Ethernet and NMEA-2000 are now well established standard communications protocols, both being buses (multiple devices connected together that allows them to communicate to each other).
Ethernet is the ‘big pipe’. It has lots of bandwidth, allowing the distribution of large amounts of data including real-time graphics. It also can extend communication to the outside world, allowing access to data off the Internet. Ethernet can also go wireless (WiFi), cutting the cord to some of the devices.
NMEA-2000 is a sensor bus based on automotive technology. This gives sensor manufacturers a broader market by standardizing access across the instrument market, reducing the cost to the customer. It is not fast enough to distribute graphics and does not extend outside the boat.
These two buses pretty much put the kibosh on the various proprietary instrument buses out there.

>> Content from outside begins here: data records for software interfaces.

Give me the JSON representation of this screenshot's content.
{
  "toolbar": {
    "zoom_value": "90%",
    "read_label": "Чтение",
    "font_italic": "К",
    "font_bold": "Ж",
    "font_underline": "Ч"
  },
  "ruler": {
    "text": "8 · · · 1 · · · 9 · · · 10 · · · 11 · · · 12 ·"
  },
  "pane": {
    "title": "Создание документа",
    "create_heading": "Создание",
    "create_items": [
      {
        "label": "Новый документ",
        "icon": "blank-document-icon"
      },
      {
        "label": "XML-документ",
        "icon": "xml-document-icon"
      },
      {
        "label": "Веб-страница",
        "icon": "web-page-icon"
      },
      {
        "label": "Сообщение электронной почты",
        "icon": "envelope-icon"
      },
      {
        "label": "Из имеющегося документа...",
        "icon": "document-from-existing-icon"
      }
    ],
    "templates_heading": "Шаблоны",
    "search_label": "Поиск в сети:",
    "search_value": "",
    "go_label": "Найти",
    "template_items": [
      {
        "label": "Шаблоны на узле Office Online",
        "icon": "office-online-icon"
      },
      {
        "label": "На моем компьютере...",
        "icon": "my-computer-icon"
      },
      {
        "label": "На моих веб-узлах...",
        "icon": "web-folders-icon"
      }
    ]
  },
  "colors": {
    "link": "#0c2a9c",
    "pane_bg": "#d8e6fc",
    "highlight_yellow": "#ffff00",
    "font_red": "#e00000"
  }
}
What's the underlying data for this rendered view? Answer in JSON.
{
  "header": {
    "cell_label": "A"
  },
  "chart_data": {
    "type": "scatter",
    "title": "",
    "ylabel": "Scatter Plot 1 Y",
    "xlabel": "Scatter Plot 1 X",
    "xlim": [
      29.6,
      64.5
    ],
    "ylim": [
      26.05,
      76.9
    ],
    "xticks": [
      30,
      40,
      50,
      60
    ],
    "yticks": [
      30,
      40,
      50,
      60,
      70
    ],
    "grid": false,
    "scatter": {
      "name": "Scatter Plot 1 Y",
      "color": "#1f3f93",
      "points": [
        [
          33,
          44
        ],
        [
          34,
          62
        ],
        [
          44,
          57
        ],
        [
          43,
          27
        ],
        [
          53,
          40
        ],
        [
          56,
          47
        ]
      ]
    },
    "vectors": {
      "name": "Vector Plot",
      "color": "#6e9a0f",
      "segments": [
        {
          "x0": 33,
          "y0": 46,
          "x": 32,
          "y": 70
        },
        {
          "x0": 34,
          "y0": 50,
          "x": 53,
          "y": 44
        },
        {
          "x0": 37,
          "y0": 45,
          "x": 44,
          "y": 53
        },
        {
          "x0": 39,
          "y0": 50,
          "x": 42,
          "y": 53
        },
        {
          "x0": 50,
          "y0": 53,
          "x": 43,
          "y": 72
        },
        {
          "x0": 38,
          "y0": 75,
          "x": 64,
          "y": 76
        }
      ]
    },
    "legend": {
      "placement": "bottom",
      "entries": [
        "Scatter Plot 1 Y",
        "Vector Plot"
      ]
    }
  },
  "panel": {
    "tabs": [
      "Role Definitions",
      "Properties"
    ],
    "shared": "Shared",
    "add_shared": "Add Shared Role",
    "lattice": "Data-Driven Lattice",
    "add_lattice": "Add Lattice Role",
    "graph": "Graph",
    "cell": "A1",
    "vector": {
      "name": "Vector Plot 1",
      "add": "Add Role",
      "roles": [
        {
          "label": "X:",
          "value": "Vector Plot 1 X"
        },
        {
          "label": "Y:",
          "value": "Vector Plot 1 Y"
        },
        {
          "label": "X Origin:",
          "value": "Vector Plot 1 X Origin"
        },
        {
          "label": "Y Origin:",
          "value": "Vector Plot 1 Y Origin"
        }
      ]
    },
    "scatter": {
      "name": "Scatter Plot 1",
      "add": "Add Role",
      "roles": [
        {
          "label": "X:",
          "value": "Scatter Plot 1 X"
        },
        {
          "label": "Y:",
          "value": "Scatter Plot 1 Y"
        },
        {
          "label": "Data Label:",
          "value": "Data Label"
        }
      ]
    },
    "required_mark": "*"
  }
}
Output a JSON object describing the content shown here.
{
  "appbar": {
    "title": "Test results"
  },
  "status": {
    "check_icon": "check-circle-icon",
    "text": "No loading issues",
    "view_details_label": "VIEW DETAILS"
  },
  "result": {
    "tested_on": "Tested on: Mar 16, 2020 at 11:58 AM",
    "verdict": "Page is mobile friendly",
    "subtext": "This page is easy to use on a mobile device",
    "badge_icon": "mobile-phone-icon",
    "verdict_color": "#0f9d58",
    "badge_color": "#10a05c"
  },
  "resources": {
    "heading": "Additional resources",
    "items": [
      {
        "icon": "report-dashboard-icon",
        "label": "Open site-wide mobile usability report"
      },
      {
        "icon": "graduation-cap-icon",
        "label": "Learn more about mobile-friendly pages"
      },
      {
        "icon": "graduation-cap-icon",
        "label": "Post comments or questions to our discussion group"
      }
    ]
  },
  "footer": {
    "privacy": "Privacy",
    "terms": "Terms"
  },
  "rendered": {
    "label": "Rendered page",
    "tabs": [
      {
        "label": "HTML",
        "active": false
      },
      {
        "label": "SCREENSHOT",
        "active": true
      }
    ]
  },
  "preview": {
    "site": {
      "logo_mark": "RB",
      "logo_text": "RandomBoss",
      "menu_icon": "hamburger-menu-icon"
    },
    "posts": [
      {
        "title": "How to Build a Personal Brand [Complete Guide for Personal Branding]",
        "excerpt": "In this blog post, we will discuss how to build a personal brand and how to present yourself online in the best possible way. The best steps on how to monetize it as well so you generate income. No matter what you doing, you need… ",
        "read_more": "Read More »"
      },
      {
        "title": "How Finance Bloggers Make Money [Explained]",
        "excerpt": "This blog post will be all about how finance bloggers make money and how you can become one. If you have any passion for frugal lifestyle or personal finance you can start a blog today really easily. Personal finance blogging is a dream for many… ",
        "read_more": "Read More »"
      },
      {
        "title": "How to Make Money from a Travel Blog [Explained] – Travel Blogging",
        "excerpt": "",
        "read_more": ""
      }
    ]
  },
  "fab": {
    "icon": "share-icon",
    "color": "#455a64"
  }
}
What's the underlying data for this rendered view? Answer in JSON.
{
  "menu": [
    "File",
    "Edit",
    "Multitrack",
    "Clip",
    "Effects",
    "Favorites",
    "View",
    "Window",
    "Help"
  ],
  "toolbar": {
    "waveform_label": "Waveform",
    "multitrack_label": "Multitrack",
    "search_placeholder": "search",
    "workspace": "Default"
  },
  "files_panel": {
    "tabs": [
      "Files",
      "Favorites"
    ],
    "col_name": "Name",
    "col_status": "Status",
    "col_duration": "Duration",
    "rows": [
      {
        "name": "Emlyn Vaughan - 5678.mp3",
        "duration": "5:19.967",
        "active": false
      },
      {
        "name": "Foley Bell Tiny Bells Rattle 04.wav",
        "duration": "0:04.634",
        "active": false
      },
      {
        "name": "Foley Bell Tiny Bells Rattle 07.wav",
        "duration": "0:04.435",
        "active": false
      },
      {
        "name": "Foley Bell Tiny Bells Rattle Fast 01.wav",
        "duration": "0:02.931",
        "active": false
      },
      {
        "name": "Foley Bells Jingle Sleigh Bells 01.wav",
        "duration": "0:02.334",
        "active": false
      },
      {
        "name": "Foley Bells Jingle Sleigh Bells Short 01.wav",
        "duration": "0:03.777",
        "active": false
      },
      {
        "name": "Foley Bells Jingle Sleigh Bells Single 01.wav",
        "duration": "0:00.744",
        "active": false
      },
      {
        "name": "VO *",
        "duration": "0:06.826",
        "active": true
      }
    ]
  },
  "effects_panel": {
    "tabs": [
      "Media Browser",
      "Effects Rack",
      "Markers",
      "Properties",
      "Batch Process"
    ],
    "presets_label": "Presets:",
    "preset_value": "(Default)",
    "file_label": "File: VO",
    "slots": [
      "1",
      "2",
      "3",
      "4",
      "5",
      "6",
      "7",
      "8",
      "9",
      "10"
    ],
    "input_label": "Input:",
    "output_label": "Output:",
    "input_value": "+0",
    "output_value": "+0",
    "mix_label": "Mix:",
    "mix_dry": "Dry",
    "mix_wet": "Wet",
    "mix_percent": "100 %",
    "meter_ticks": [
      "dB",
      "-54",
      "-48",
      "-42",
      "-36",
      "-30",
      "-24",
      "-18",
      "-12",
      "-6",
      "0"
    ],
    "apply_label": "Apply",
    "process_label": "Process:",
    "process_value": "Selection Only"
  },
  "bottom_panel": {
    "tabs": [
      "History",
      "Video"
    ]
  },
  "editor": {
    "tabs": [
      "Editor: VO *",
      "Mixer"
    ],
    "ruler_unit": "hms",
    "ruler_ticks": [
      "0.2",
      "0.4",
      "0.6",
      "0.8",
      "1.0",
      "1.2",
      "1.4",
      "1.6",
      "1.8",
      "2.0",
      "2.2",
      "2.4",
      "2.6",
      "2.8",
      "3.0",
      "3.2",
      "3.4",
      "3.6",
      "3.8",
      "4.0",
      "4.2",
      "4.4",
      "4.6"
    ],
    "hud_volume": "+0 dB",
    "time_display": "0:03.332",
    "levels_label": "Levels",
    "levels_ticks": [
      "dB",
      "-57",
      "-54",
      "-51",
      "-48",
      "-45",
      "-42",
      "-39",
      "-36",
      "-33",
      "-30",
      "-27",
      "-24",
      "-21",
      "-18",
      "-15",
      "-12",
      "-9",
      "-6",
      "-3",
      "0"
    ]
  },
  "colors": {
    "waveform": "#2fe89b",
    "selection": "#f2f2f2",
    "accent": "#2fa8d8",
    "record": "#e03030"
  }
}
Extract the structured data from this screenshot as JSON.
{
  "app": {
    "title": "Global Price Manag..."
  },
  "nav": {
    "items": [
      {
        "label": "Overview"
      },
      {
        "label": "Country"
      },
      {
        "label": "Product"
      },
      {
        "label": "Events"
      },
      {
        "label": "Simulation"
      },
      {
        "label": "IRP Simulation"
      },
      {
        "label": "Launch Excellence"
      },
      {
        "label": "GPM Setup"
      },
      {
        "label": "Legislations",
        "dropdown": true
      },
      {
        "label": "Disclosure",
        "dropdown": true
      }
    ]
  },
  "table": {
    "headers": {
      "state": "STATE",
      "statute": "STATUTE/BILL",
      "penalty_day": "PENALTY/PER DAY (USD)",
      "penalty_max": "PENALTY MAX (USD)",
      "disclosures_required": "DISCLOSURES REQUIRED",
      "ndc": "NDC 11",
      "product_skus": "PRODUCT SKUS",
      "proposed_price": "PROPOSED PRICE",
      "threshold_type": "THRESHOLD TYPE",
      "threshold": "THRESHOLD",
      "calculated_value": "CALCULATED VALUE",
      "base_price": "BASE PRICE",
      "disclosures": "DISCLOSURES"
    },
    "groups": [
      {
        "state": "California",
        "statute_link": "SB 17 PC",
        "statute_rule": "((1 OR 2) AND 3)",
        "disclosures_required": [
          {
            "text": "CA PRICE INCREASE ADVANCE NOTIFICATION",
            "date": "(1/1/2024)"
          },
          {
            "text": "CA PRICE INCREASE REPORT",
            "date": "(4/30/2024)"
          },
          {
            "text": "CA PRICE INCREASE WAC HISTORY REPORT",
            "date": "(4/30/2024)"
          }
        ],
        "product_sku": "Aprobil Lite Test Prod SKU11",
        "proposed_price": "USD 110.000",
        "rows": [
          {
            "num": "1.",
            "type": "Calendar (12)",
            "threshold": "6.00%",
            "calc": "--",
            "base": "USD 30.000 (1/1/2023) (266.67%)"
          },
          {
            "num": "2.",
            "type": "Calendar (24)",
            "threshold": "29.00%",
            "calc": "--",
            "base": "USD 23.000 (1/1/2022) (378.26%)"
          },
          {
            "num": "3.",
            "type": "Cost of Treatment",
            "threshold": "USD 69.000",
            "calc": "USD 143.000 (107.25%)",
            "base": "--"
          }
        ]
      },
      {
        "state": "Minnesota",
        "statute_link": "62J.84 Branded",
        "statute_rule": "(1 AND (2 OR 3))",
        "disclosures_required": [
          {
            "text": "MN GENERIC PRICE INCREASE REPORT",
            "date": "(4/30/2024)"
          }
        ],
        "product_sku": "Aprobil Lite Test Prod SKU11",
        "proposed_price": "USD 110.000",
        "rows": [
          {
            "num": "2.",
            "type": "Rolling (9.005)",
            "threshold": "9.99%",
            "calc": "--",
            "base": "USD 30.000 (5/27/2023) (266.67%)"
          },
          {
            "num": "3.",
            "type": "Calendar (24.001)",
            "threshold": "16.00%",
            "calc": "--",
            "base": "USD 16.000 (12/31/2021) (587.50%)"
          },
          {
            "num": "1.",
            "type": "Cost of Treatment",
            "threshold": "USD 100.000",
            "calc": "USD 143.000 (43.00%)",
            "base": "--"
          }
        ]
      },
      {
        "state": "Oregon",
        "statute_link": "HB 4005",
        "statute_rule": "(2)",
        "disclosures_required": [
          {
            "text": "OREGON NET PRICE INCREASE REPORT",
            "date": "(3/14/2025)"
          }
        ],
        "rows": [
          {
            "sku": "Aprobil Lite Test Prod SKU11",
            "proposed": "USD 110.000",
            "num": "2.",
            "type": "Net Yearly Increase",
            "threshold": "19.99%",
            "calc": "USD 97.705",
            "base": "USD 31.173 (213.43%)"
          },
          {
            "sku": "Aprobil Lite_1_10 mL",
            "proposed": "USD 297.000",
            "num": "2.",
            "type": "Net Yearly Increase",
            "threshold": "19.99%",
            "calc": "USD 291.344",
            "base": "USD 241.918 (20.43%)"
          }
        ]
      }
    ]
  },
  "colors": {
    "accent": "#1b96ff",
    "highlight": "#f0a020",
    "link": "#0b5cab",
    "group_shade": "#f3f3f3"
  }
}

Moore’s law has worked its magic for 20 years since the advent of digital instruments, pushing more computing power into the processor and the displays. Instrument processors can now do more stuff, and displays can display more information and be given control responsibility.
Graphics communicate much more information on a single display than multiple numeric displays, allowing you to determine what’s going at a glance instead of reading some numbers and trying to figure out what they mean.Two examples of how graphics are useful are chart plots and stripcharts. Graphical displays do require wide bandwidth communications and greater computational power.
Graphical displays come in many forms, e.g. smartphones, tablets and marine monitors. Their cost covers a wide range, and there are many specs that need to be determined. Because of this change in flexibility, the display choice must now become independent of the instrumentation choice. Learn more…
The Ockam solution
The consequence of these technical advances on the Ockam system design are;
- The processor needs to communicate over Ethernet and NMEA-2000.
- Ockam interfaces are obsoleted by NMEA-2000.
- Creating proprietary graphical displays is no longer economically feasible because of the available alternatives (read more).
The latest generation of the Ockam system has addressed these issues.